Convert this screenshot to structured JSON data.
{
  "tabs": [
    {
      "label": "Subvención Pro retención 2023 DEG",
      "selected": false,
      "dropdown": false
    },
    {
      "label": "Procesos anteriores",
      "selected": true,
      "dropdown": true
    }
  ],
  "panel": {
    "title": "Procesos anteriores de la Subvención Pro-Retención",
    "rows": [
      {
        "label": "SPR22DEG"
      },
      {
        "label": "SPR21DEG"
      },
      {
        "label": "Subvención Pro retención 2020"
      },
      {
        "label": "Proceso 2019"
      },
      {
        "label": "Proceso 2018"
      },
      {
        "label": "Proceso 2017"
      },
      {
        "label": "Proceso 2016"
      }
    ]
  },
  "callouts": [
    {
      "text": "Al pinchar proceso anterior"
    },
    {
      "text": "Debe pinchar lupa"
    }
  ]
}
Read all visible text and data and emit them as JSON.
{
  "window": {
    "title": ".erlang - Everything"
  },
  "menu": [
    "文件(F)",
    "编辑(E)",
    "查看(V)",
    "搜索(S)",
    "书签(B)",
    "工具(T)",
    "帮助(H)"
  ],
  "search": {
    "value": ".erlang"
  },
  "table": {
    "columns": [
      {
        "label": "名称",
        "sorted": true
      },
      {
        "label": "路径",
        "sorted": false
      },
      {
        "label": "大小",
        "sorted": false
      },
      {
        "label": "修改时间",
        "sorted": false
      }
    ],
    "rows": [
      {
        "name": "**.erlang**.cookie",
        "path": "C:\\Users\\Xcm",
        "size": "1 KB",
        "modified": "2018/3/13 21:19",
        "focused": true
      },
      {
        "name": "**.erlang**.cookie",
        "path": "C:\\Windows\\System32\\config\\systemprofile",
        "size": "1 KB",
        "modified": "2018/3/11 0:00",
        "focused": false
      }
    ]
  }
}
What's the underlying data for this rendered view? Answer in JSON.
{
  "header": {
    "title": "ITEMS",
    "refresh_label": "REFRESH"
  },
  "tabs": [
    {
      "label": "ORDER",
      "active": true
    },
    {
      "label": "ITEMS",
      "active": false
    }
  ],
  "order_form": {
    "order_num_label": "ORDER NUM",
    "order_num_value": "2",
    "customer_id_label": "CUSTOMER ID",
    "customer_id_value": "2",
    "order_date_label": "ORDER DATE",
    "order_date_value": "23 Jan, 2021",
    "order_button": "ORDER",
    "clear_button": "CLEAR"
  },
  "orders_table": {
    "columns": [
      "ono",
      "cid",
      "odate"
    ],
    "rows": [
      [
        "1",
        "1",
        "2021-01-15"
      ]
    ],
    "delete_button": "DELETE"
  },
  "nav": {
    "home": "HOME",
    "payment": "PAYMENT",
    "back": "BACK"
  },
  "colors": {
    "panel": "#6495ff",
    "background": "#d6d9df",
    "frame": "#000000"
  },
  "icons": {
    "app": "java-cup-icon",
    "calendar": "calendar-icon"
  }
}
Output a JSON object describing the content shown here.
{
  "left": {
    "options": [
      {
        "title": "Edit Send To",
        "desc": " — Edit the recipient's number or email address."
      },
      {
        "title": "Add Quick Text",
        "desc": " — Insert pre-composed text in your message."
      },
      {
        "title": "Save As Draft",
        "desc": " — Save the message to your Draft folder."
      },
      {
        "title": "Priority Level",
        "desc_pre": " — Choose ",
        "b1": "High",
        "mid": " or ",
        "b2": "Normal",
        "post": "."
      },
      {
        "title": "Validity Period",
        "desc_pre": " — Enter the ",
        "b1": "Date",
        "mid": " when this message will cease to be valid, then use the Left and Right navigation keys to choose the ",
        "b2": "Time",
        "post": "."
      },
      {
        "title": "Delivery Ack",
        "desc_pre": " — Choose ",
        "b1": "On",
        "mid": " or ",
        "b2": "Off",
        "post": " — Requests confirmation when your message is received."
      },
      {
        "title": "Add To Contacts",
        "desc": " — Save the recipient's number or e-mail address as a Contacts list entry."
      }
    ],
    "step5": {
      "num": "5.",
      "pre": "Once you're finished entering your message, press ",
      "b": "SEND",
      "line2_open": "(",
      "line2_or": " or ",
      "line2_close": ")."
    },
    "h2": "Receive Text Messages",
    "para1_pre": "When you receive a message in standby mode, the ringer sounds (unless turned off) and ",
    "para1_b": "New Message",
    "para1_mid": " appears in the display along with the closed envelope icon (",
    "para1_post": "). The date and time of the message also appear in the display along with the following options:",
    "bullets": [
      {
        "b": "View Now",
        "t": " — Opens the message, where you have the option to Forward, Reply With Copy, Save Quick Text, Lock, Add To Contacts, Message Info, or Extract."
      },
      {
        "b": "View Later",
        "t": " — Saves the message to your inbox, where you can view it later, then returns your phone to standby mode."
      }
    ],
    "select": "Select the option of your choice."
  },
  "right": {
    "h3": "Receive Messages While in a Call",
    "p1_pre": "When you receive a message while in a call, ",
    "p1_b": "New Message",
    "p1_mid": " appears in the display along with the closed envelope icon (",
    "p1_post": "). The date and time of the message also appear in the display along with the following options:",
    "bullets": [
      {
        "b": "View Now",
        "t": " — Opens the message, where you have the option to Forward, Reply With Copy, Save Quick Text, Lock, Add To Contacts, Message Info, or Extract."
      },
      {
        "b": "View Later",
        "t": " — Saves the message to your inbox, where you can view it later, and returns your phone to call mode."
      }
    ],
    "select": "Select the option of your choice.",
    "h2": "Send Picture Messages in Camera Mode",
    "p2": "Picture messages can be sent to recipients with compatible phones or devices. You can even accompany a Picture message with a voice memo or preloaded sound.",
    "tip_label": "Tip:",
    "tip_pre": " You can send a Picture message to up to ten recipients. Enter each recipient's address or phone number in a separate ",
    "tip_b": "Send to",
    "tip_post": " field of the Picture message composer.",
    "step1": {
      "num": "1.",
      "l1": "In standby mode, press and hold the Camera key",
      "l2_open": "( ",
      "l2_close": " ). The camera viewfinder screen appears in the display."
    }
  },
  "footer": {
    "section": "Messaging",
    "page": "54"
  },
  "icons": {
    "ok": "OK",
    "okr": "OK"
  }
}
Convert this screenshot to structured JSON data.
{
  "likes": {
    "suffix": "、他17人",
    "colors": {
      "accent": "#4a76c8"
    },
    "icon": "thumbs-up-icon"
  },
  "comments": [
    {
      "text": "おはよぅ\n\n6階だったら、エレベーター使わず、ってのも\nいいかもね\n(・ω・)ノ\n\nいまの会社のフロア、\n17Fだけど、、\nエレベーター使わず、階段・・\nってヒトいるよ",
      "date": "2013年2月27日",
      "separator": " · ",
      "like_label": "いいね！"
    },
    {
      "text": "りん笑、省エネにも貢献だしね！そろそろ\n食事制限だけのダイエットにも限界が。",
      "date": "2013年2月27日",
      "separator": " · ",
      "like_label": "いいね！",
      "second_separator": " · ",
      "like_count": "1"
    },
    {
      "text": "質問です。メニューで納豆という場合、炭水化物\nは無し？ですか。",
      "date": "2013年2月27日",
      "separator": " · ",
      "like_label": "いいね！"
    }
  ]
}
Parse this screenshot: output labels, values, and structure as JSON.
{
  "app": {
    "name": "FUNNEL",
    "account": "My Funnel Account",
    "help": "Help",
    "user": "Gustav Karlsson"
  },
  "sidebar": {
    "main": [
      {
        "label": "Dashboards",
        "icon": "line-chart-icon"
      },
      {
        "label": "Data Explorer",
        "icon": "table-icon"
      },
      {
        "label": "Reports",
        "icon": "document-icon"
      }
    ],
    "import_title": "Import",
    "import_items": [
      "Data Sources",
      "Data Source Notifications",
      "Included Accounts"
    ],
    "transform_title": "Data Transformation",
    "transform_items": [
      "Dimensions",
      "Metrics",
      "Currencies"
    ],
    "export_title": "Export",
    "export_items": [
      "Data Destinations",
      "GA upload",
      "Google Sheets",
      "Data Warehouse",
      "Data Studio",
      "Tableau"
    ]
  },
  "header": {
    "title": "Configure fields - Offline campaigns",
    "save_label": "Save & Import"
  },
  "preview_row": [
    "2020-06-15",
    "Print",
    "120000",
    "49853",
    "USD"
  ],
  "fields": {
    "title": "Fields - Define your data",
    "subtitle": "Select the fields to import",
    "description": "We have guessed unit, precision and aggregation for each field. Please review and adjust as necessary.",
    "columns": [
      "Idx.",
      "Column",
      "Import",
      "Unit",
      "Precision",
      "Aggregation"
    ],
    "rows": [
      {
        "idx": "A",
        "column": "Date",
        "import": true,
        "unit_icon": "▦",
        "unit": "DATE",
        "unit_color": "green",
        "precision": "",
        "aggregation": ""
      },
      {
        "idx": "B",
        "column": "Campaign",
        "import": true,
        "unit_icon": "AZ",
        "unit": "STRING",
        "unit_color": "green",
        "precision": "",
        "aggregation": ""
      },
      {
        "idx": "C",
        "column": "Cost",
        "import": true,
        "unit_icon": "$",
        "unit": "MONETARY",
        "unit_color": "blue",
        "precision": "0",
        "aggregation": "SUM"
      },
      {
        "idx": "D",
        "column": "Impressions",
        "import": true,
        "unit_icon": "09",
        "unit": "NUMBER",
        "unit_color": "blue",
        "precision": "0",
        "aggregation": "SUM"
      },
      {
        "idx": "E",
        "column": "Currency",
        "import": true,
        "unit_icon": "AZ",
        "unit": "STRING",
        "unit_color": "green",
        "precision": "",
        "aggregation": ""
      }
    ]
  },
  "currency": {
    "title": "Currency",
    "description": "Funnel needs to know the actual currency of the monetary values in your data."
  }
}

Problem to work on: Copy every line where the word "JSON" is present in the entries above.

Result for this task:
Convert this screenshot to structured JSON data.
Read all visible text and data and emit them as JSON.
What's the underlying data for this rendered view? Answer in JSON.
Output a JSON object describing the content shown here.
Convert this screenshot to structured JSON data.
Parse this screenshot: output labels, values, and structure as JSON.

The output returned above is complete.